Deciding whether to go to trial or resolve a criminal case in Massachusetts without going to trial is a big decision. Some people cannot handle the pressure of having a case pending. These people want to get the case over with regardless of the strengths and weaknesses of the allegations. Others prefer to procrastinate and believe that at least when a case is pending there is no bad news. At some point however a decision has to be made; go to trial or plead out. One of the greatest concerns people have when making that decision is the weight that will be given to a police officer’s testimony. I am routinely asked “will the jury believe me or the police?”. Some of the factors addressing this question are discussed in this article.

Is This Police Officer a Likeable Witness?

Some police officers make very good witnesses. They are confident in their testimonial responses. They are polite. They appear to be honest. They are non-confrontational. These cops are going to be liked by the jury. Their demeanor will make their testimony compelling. Yet, these cops are not afraid to agree with defense lawyers that there do exist flaws in the case. They don’t insist on being right. Rather, they are simply responsive to the questions being asked. So, even though juries will like these cops, reasonable doubt can be established through their testimony.

But fortunately you usually don’t have to worry about these guys. The typical cop is confrontational in court. He wants to be right. He will answer the prosecutor’s questions directly and succinctly. During cross-examination however things will change. The cop will not answer a simple direct question from the defense lawyer. Instead, he will respond with canned, evasive responses. For instance, I recently cross-examined a police officer in a sexual assault case about questions he asked my client when he arrived at the crime scene. The first question I asked was “Where was my client when you arrived at the scene?”. He made an imbecilic response. “What do you mean by that counsel?”. That was his most direct response to one of my questions. His answers got more and more contentious. He lost focus on why he was in court in the first place. One thing that became quite clear to the jury was that he was hiding something. In fact, he really wasn’t hiding anything. He just thought his job was to disagree with the defense attorney at all costs. The jury’s belief that he was concealing the truth resulted in an acquittal in a case that was otherwise strong for the prosecution.

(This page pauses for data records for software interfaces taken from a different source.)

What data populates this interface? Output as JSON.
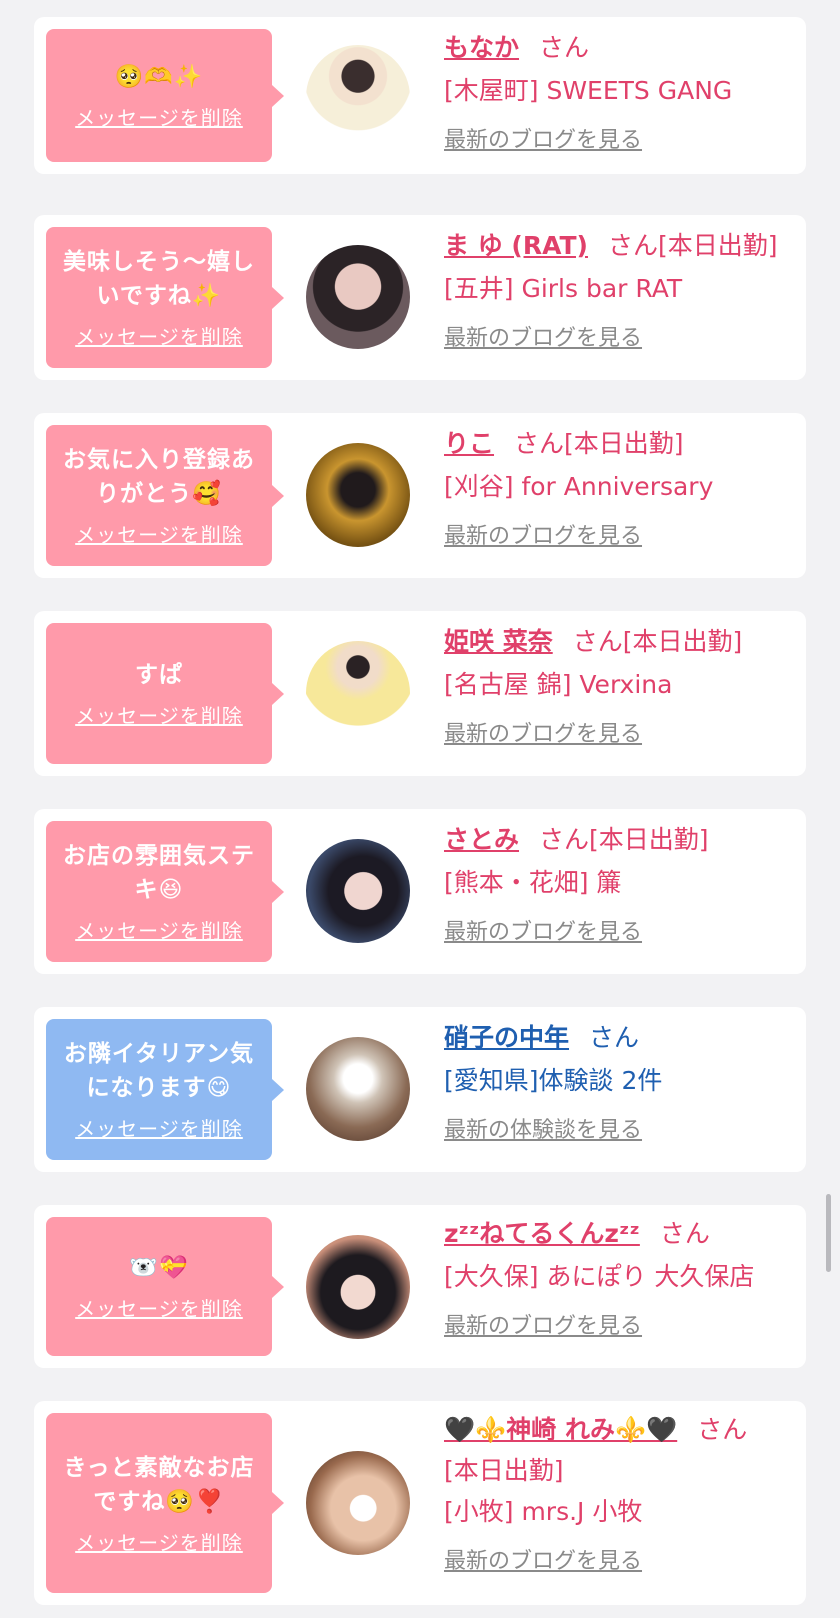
{
  "colors": {
    "pink_bubble": "#ff9aaa",
    "blue_bubble": "#8fb9f2",
    "accent_pink": "#e0406a",
    "accent_blue": "#1f5fb0"
  },
  "delete_label": "メッセージを削除",
  "items": [
    {
      "message": "🥺🫶✨",
      "name": "もなか",
      "san": "さん",
      "status": "",
      "shop": "[木屋町] SWEETS GANG",
      "link": "最新のブログを見る"
    },
    {
      "message": "美味しそう〜嬉しいですね✨",
      "name": "ま ゆ (RAT)",
      "san": "さん",
      "status": "[本日出勤]",
      "shop": "[五井] Girls bar RAT",
      "link": "最新のブログを見る"
    },
    {
      "message": "お気に入り登録ありがとう🥰",
      "name": "りこ",
      "san": "さん",
      "status": "[本日出勤]",
      "shop": "[刈谷] for Anniversary",
      "link": "最新のブログを見る"
    },
    {
      "message": "すぱ",
      "name": "姫咲 菜奈",
      "san": "さん",
      "status": "[本日出勤]",
      "shop": "[名古屋 錦] Verxina",
      "link": "最新のブログを見る"
    },
    {
      "message": "お店の雰囲気ステキ😆",
      "name": "さとみ",
      "san": "さん",
      "status": "[本日出勤]",
      "shop": "[熊本・花畑] 簾",
      "link": "最新のブログを見る"
    },
    {
      "message": "お隣イタリアン気になります😋",
      "name": "硝子の中年",
      "san": "さん",
      "status": "",
      "shop": "[愛知県]体験談 2件",
      "link": "最新の体験談を見る"
    },
    {
      "message": "🐻‍❄️💝",
      "name": "zᶻᶻねてるくんzᶻᶻ",
      "san": "さん",
      "status": "",
      "shop": "[大久保] あにぽり 大久保店",
      "link": "最新のブログを見る"
    },
    {
      "message": "きっと素敵なお店ですね🥺❣️",
      "name": "🖤⚜️神崎 れみ⚜️🖤",
      "san": "さん",
      "status": "[本日出勤]",
      "shop": "[小牧] mrs.J 小牧",
      "link": "最新のブログを見る"
    }
  ]
}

Is The Police Officer Lying or Exaggerating?

Police lies or exaggerations can be fatal to a prosecution. Some police officers want to glorify their experience. These folks endeavor to make the defendant look as bad as possible and themselves as heroic as possible. In a recent OUI trial I had the primary officer testified that while at a sobriety checkpoint my client ran him over. Well, there were several other officers with him, none of whom reported this. Nor were any of the other officers able to corroborate his story. I suspect the reason why is because the officer’s report failed to mention anything about this near accident. Thus, when preparing for trial and reading each other’s reports, no one was advised of this event. Whether this was a lie or an exaggeration doesn’t really matter. What is important is that this cop’s unsubstantiated story likely effected his credibility with the jury.

Will You, The Defendant Make a Good Witness?

Perhaps the most significant factor in this analysis is what type of witness the defendant will make. If you are likeable, honest and sincere a jury will believe you. Don’t be afraid to contradict a police officer. If he is not telling the truth let the jury know that. Juries understand that cops lie. They understand that their purpose is to make credibility determinations. They know that cops, like any witness are capable of lying. Just let them know that the police are not telling the truth. If they believe you, and they like you, they will acquit you.

Hiring the right lawyer to represent you for a criminal case in Massachusetts is a big decision. Before you settle on hiring someone make sure you talk to us. We can be reached at all times by calling 617-263-6800. Call us now. We can help you.